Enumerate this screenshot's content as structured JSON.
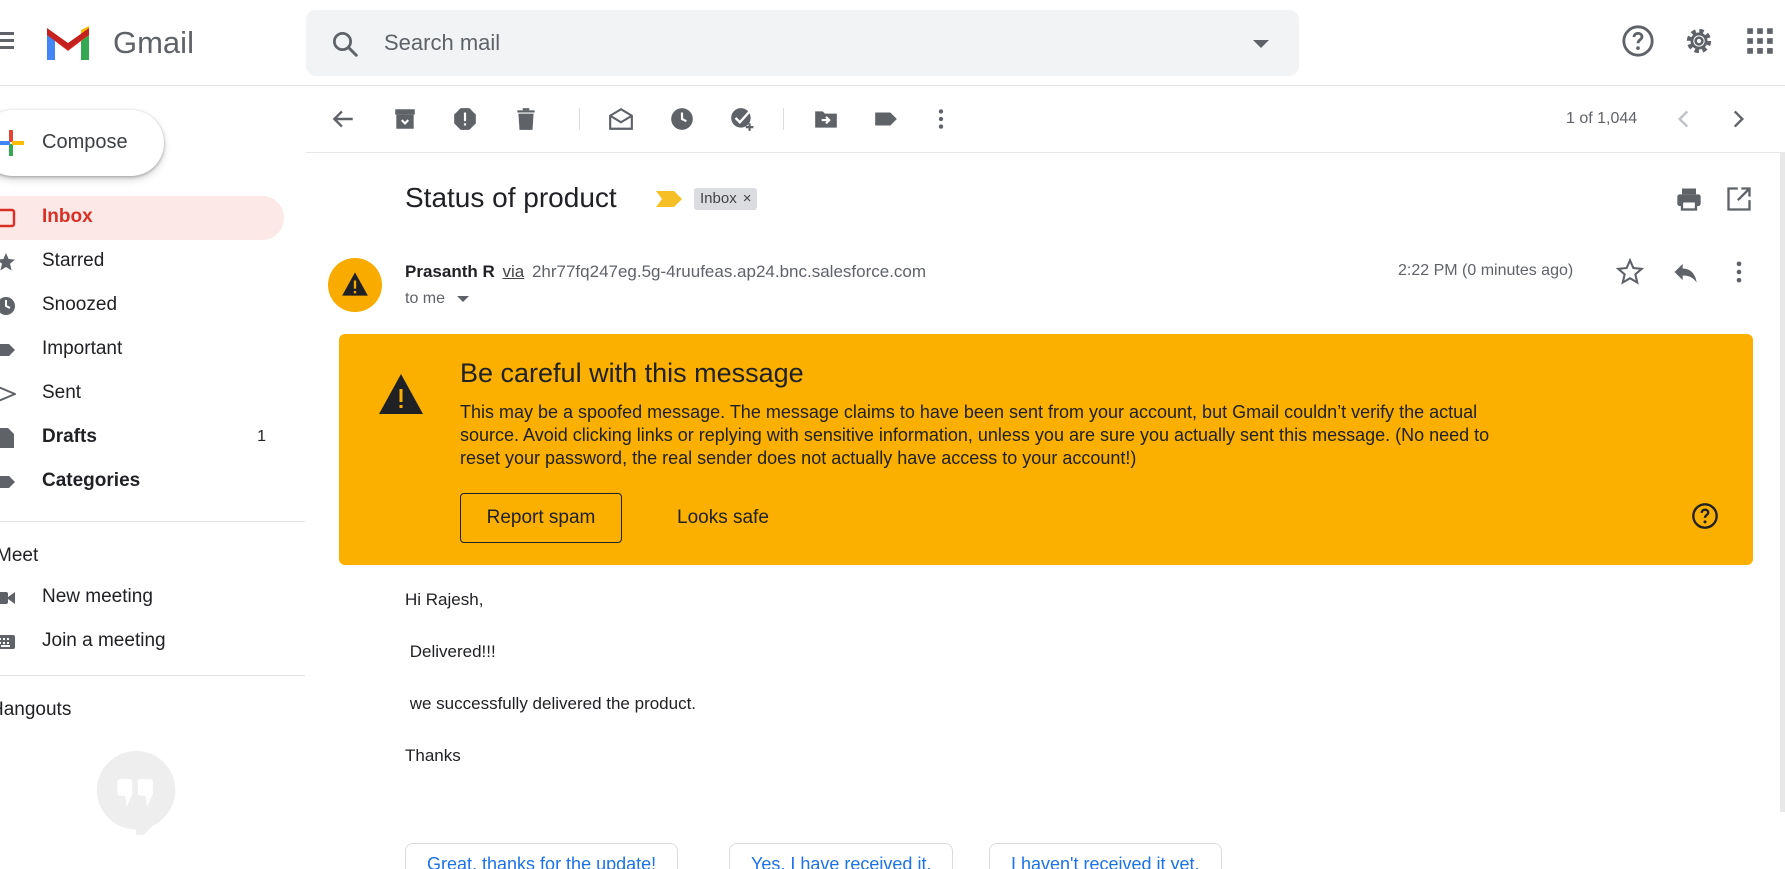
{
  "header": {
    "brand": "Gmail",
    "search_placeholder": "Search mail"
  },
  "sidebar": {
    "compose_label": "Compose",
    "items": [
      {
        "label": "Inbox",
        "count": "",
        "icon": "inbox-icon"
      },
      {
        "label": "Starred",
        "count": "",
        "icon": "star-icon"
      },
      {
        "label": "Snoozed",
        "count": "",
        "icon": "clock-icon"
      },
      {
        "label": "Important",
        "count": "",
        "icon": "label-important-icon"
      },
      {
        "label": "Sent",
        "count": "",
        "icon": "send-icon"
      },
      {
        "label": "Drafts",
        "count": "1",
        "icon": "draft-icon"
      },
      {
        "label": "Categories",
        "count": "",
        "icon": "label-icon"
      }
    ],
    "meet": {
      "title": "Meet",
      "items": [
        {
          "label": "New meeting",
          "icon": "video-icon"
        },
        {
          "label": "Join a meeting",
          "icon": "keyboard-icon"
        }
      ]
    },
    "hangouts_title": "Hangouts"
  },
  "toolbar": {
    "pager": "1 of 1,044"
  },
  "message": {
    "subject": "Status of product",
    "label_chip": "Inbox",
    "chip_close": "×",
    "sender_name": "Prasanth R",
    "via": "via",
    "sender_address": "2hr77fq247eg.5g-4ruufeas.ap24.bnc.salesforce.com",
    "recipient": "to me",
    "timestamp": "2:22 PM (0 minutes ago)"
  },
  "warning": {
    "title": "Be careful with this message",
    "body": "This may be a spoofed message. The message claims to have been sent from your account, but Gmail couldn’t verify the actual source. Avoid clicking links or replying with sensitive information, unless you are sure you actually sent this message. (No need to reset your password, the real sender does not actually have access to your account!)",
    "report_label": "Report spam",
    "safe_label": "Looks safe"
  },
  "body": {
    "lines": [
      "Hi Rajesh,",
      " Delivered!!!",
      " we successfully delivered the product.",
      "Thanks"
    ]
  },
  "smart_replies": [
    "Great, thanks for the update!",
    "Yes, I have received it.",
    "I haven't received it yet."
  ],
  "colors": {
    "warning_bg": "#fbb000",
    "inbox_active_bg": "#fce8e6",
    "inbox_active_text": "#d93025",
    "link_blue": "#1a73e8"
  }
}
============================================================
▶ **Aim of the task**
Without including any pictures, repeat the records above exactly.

▶ **Response for this exercise**
Enumerate this screenshot's content as structured JSON.
{
  "header": {
    "brand": "Gmail",
    "search_placeholder": "Search mail"
  },
  "sidebar": {
    "compose_label": "Compose",
    "items": [
      {
        "label": "Inbox",
        "count": "",
        "icon": "inbox-icon"
      },
      {
        "label": "Starred",
        "count": "",
        "icon": "star-icon"
      },
      {
        "label": "Snoozed",
        "count": "",
        "icon": "clock-icon"
      },
      {
        "label": "Important",
        "count": "",
        "icon": "label-important-icon"
      },
      {
        "label": "Sent",
        "count": "",
        "icon": "send-icon"
      },
      {
        "label": "Drafts",
        "count": "1",
        "icon": "draft-icon"
      },
      {
        "label": "Categories",
        "count": "",
        "icon": "label-icon"
      }
    ],
    "meet": {
      "title": "Meet",
      "items": [
        {
          "label": "New meeting",
          "icon": "video-icon"
        },
        {
          "label": "Join a meeting",
          "icon": "keyboard-icon"
        }
      ]
    },
    "hangouts_title": "Hangouts"
  },
  "toolbar": {
    "pager": "1 of 1,044"
  },
  "message": {
    "subject": "Status of product",
    "label_chip": "Inbox",
    "chip_close": "×",
    "sender_name": "Prasanth R",
    "via": "via",
    "sender_address": "2hr77fq247eg.5g-4ruufeas.ap24.bnc.salesforce.com",
    "recipient": "to me",
    "timestamp": "2:22 PM (0 minutes ago)"
  },
  "warning": {
    "title": "Be careful with this message",
    "body": "This may be a spoofed message. The message claims to have been sent from your account, but Gmail couldn’t verify the actual source. Avoid clicking links or replying with sensitive information, unless you are sure you actually sent this message. (No need to reset your password, the real sender does not actually have access to your account!)",
    "report_label": "Report spam",
    "safe_label": "Looks safe"
  },
  "body": {
    "lines": [
      "Hi Rajesh,",
      " Delivered!!!",
      " we successfully delivered the product.",
      "Thanks"
    ]
  },
  "smart_replies": [
    "Great, thanks for the update!",
    "Yes, I have received it.",
    "I haven't received it yet."
  ],
  "colors": {
    "warning_bg": "#fbb000",
    "inbox_active_bg": "#fce8e6",
    "inbox_active_text": "#d93025",
    "link_blue": "#1a73e8"
  }
}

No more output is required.